Items from an interface collection:
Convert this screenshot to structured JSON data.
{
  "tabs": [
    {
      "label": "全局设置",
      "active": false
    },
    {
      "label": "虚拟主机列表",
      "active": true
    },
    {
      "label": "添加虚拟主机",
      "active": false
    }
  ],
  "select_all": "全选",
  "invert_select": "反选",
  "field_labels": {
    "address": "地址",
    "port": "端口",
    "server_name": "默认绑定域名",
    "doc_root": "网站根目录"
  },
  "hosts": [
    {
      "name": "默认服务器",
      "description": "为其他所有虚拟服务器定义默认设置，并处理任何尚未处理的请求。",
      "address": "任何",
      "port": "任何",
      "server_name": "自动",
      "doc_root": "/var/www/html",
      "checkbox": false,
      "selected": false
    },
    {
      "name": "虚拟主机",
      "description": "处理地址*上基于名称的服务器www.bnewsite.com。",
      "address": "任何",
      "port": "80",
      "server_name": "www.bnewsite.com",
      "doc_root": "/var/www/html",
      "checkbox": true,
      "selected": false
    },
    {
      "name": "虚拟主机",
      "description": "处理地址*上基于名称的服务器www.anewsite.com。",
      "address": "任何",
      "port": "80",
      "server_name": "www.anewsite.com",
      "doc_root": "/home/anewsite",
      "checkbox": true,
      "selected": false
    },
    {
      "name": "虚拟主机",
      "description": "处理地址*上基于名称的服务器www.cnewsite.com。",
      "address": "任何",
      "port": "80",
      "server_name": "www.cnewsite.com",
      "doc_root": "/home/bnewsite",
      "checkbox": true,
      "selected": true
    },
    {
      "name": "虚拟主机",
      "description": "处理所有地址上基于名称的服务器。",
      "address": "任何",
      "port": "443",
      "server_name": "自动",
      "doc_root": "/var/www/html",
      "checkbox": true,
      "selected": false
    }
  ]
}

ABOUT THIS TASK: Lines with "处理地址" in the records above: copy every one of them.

RESPONSE TO THIS TASK:
      "description": "处理地址*上基于名称的服务器www.bnewsite.com。",
      "description": "处理地址*上基于名称的服务器www.anewsite.com。",
      "description": "处理地址*上基于名称的服务器www.cnewsite.com。",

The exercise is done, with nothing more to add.